FOOD IT ALLOWS – Whole grains, fruit, vegetables, low-fat dairy, fish, poultry, nuts, and legumes.  Allows small amounts of red meat and sweets.

FOOD IT EXCLUDES – Discourages white bread, white rice, pasta made with white flour, foods high in saturated fat and trans fat, limited alcohol.


·         Complete, well-balanced meal plan

·         Can be followed long-term

·         May result in weight loss

·         Endorsed by the American Heart Association, USDA MyPlate and National Institutes of Health

·         Easy to follow


·         No drawbacks to this diet


DESCRIPTION – Designed for people with celiac disease or with non-celiac gluten sensitivity.  It excludes foods containing gluten which is a protein found in wheat, barley, rye and triticale which is a cross between wheat and rye.

FOOD IT ALLOWS – Any food that does not contain gluten – legumes, seeds, nuts, eggs, meat, fish, poultry (not breaded, batter-coated or marinated), fruits, vegetables, most dairy products and any grains that do not contain gluten such as amaranth, buckwheat, or quinoa.

FOOD IT EXCLUDES – Any food containing wheat, barley, rye and triticale. Will need to read food labels and avoid any suspected food with gluten unless labeled “gluten-free”


·         People with celiac disease or non-celiac gluten sensitivity will experience significant relief and reduction in complications and can lead a healthy life

·         May encourage increase in fruits and vegetables


·         Can be hard to follow

·         Some gluten-free foods may not be enriched with iron, fiber, folate, or calcium

·         Will have to be careful about cross-contamination of gluten-free foods at home or when eating away from home such as at restaurants, school, etc.

·         For those with celiac disease, this is a life-long rigid dietary pattern

·         Gluten-free products can be more expensive

·         Those with celiac disease can feel socially isolated when eating out with family or friends due to limited food choices

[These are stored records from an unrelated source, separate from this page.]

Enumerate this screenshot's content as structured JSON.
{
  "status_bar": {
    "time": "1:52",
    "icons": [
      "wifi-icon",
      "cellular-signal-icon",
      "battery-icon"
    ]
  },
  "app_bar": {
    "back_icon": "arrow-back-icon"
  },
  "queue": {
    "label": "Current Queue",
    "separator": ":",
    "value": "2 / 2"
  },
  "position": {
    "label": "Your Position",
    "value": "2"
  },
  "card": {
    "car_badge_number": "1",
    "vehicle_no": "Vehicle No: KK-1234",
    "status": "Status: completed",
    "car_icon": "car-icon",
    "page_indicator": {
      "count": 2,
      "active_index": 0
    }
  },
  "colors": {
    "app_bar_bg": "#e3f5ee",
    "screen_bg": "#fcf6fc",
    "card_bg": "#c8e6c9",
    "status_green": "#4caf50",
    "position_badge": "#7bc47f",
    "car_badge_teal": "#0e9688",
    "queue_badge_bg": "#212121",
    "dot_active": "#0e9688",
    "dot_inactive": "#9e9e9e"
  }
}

 Which diet is suitable for most people?   It’s a tie – either the Mediterranean diet or the DASH diet.  They’re both:

 *Easy to follow

*Can be used as a lifelong diet plan

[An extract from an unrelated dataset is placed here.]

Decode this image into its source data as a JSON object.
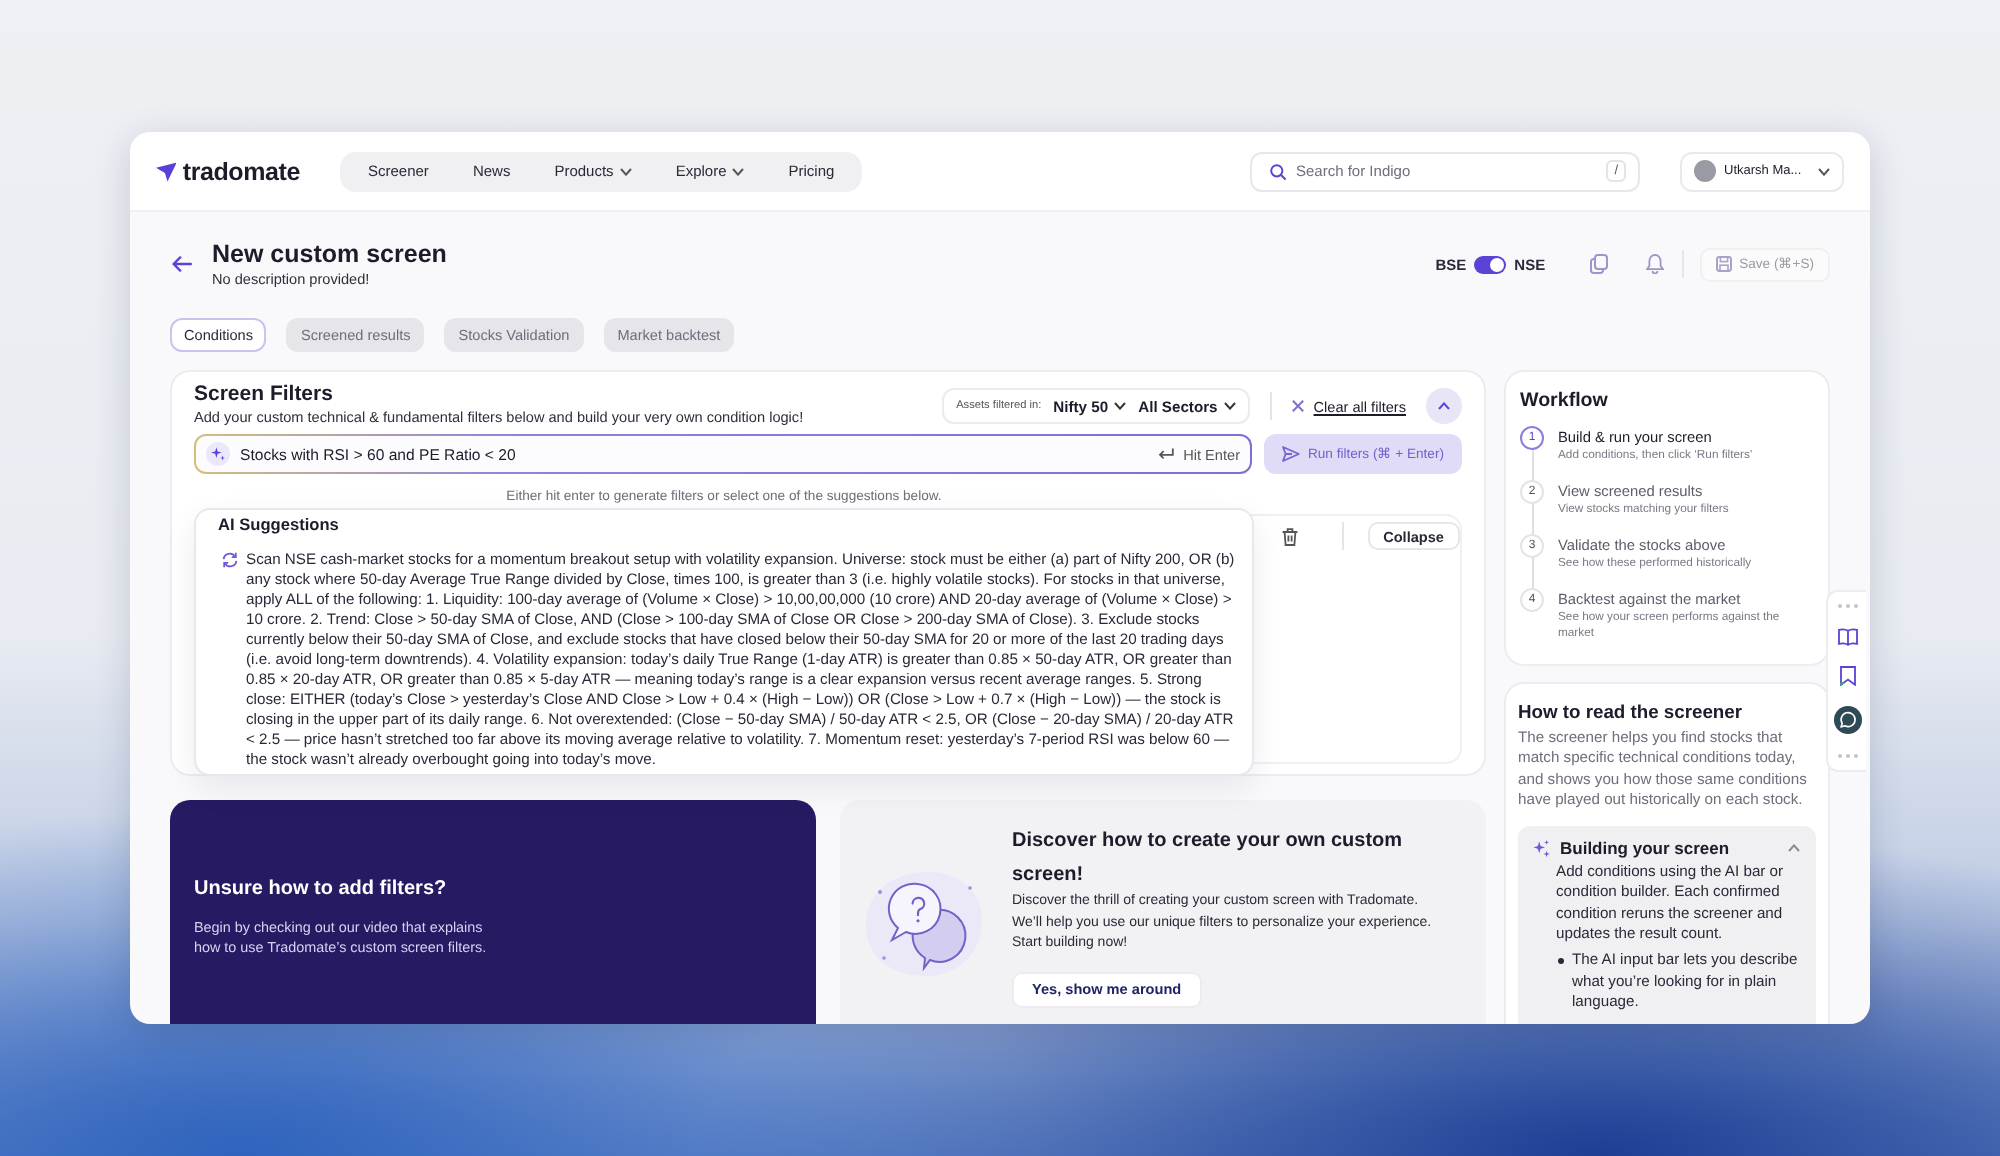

*All food groups are allowed

*They could result in weight loss

*Helpful in improving cardiovascular health

 How you eat – your diet - can have a huge impact on your overall health.  Make your way of eating be a positive impact on your way of life.